--- INPUT RECORDS Enclosed Below ---

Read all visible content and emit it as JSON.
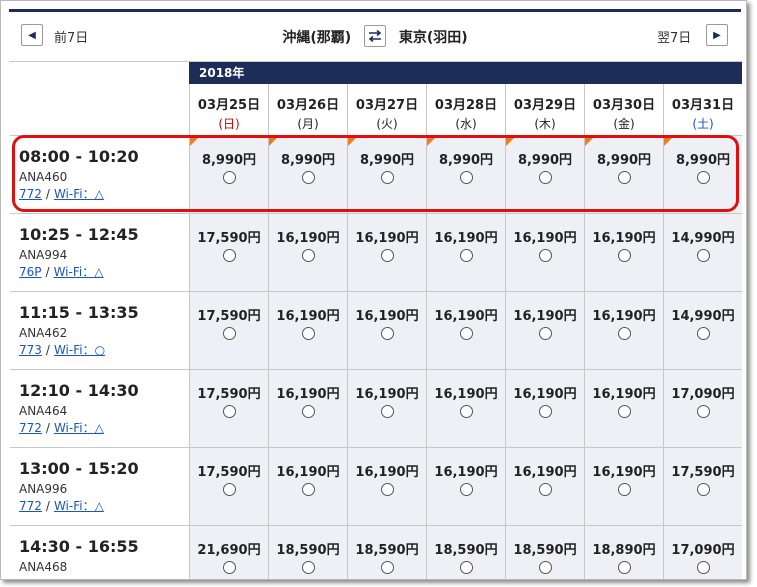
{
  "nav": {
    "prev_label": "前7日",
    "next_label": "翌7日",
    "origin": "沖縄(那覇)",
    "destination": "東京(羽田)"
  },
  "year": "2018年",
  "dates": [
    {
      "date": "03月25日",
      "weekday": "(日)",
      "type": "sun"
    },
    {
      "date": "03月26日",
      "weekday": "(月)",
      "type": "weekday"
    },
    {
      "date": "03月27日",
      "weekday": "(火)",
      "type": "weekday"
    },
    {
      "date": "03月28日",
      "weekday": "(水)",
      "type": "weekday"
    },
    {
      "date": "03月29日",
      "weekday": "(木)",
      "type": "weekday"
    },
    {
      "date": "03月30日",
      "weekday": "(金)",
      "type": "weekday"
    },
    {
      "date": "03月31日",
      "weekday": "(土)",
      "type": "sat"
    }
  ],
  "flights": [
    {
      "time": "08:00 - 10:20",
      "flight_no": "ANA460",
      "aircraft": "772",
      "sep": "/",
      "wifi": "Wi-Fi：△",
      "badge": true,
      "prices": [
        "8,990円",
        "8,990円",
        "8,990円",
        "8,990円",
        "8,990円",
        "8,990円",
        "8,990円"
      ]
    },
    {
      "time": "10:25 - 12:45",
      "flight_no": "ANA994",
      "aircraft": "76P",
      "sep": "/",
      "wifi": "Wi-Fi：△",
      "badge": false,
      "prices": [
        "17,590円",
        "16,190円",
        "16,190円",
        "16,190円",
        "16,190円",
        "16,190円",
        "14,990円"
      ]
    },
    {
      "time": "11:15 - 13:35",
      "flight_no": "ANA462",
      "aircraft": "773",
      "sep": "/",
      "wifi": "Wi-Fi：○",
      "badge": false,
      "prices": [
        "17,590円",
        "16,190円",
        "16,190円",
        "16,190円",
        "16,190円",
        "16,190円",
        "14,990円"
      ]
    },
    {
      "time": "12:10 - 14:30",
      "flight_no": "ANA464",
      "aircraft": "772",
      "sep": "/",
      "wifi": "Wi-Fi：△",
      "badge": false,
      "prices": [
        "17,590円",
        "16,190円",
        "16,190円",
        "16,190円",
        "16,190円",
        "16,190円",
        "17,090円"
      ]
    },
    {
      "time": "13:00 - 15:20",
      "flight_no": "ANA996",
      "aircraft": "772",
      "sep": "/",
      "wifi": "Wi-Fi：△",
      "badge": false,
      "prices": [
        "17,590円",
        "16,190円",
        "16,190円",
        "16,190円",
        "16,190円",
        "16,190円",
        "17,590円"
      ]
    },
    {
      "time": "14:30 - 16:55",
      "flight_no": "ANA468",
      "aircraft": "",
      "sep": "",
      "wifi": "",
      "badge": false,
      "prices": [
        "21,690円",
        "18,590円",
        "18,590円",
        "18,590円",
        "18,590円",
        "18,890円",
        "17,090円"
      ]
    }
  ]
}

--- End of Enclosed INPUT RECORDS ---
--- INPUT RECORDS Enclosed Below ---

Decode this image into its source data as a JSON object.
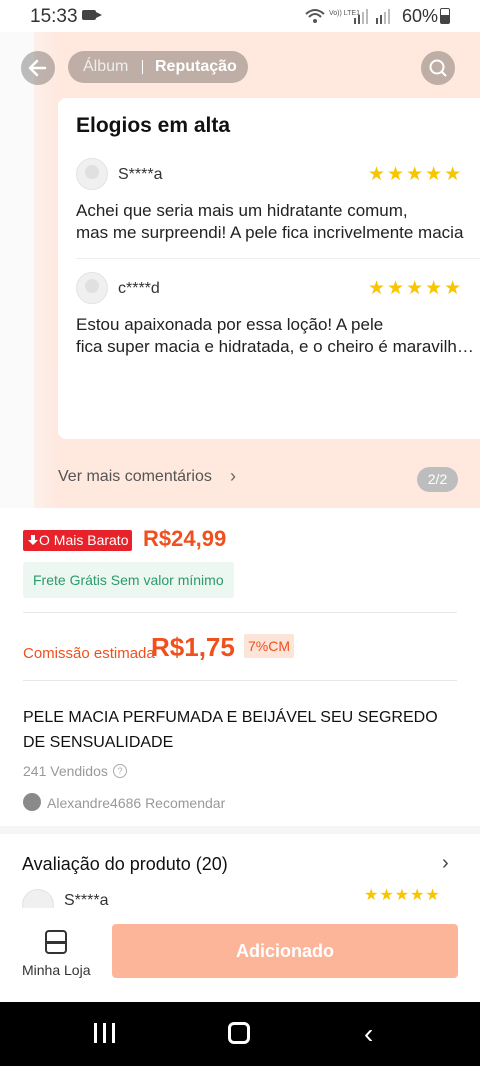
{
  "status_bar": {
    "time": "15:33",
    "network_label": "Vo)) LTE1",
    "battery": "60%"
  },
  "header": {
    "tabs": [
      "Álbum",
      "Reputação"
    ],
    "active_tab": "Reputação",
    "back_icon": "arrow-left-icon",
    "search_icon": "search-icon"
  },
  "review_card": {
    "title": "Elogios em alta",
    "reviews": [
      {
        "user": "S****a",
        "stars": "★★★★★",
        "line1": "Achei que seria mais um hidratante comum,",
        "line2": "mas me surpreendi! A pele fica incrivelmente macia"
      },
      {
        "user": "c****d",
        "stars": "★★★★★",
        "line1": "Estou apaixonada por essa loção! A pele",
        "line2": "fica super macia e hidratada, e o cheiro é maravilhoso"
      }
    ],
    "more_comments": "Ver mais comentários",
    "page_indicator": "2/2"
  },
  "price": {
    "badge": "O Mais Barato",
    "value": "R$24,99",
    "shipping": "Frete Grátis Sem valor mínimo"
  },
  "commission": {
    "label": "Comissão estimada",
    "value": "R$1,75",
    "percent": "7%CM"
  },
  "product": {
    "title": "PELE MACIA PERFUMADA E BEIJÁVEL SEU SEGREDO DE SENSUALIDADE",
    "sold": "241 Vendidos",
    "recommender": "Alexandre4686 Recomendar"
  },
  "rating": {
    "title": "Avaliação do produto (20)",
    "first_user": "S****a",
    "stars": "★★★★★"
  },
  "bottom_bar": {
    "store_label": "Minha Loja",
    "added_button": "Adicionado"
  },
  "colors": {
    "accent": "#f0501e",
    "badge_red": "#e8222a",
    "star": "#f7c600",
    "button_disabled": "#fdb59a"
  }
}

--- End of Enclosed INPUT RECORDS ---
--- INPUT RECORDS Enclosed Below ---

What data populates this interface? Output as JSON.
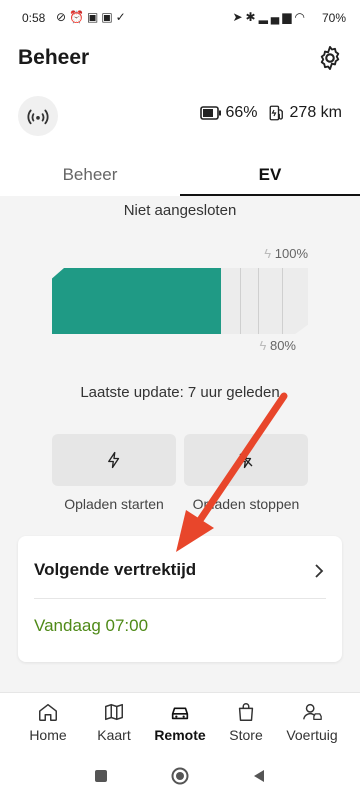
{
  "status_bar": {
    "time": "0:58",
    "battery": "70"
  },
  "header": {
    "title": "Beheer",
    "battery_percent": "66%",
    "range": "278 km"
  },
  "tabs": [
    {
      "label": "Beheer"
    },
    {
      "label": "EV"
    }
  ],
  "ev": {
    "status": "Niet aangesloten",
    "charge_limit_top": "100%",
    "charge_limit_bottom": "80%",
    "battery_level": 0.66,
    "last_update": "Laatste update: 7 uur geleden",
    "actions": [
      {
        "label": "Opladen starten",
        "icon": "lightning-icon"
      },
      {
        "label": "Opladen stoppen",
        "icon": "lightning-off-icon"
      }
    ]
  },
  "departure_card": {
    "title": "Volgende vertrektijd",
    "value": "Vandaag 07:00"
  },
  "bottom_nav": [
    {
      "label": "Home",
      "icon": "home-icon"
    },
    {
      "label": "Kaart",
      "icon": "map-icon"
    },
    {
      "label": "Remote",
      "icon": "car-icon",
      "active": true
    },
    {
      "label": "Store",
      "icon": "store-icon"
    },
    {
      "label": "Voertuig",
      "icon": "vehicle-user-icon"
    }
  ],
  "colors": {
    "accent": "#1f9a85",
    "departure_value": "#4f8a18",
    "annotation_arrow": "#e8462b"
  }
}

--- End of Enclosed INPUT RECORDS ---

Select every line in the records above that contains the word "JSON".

Read all visible content and emit it as JSON.
Decode this image into its source data as a JSON object.
What data populates this interface? Output as JSON.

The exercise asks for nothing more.